Pro tip: I’ve found that using the “blank” template within your theme will copy over the greatest amount of content. The downfall of this process is that you will likely still need to manually copy and paste some content from the page itself onto the new one. This is especially true if your templates utilize custom modules.
How To Use the Visual Editor
Now let’s do a quick breakdown of the new editor and how to get started using it. First, you will need to set up a theme. For this, you will likely need to enlist the help of a developer. HubSpot provides their Boilerplate theme as a starting point to jump start this process. You can also access a multitude of free, or purchasable themes from HubSpot’s asset marketplace. Once your developer has created and uploaded the theme, or you have installed one from the marketplace, it is time to get to work!
If you need to edit elements of your theme, navigate to the “design” tab in the page editor, then go to “edit theme” in the settings. You can also navigate to your HubSpot settings tab, then websites and then themes. Here you can update typography, colors, your logo, default button styles, etc.
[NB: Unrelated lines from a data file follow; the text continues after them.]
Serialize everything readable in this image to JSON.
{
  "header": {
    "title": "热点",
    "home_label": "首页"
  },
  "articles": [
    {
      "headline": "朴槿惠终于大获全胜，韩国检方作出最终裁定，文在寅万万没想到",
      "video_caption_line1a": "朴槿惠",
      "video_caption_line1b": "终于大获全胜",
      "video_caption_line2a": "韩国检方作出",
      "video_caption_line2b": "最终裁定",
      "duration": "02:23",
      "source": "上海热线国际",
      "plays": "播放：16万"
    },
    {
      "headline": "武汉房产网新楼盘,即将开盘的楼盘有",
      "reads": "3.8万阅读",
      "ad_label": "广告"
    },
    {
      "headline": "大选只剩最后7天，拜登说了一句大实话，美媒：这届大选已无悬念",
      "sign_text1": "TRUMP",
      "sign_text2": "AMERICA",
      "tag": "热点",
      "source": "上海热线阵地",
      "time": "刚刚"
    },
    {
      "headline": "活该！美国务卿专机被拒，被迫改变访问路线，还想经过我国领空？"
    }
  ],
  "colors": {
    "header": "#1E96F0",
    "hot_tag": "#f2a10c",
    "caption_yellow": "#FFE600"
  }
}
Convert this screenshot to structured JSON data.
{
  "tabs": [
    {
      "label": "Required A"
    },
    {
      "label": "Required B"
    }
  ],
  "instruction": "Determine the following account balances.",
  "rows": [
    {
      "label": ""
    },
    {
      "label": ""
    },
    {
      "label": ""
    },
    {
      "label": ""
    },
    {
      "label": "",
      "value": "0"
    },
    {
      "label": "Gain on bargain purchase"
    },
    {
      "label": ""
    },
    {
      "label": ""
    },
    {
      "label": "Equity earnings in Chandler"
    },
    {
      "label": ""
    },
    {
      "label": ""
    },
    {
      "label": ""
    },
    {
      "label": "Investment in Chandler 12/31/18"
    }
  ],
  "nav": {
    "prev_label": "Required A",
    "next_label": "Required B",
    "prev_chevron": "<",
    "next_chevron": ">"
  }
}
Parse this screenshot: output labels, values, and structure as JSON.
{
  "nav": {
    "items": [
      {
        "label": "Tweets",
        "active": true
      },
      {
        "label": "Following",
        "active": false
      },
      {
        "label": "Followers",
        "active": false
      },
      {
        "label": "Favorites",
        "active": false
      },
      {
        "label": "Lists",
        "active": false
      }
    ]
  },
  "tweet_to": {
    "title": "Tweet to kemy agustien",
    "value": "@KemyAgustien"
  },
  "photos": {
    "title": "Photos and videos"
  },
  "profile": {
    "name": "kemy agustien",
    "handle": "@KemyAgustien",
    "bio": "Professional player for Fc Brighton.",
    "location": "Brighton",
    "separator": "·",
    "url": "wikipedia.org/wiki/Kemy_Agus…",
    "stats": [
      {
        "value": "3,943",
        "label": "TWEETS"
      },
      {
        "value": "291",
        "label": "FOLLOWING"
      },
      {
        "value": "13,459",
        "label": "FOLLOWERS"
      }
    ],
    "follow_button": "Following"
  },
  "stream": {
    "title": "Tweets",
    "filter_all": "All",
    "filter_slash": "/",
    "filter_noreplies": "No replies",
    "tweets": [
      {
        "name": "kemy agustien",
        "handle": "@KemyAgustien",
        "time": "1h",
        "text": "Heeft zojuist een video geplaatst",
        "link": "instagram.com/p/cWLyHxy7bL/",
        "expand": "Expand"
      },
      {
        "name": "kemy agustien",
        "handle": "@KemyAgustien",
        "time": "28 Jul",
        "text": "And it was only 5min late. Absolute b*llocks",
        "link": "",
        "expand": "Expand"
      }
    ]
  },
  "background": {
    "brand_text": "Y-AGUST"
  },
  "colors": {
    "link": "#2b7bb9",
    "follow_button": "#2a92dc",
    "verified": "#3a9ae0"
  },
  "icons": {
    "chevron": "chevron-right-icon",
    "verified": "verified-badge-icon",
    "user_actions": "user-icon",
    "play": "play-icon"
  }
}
In the page editor, you are able to drag and drop modules throughout the body of the page. If you’d like to add multiple modules in a row, simply drag the elements next to each other. Once it has been placed on a page, you can adjust the column width by grabbing and dragging the divider line quickly, and easily. You can also update the alignment (top, middle, or bottom) of the elements in the row, and add background colors/images via the section settings.
From one marketer to another, I may have shed a few unhappy tears for all the things I have learned about templates over the years, but those quickly turned into random outbursts of “this is awesome!” While it is a new system to learn, and there are still some kinks to be worked out, the new CMS offers marketers the flexibility to update and build pages on the fly so you can adjust your strategy to meet the needs of the ever-changing business environment.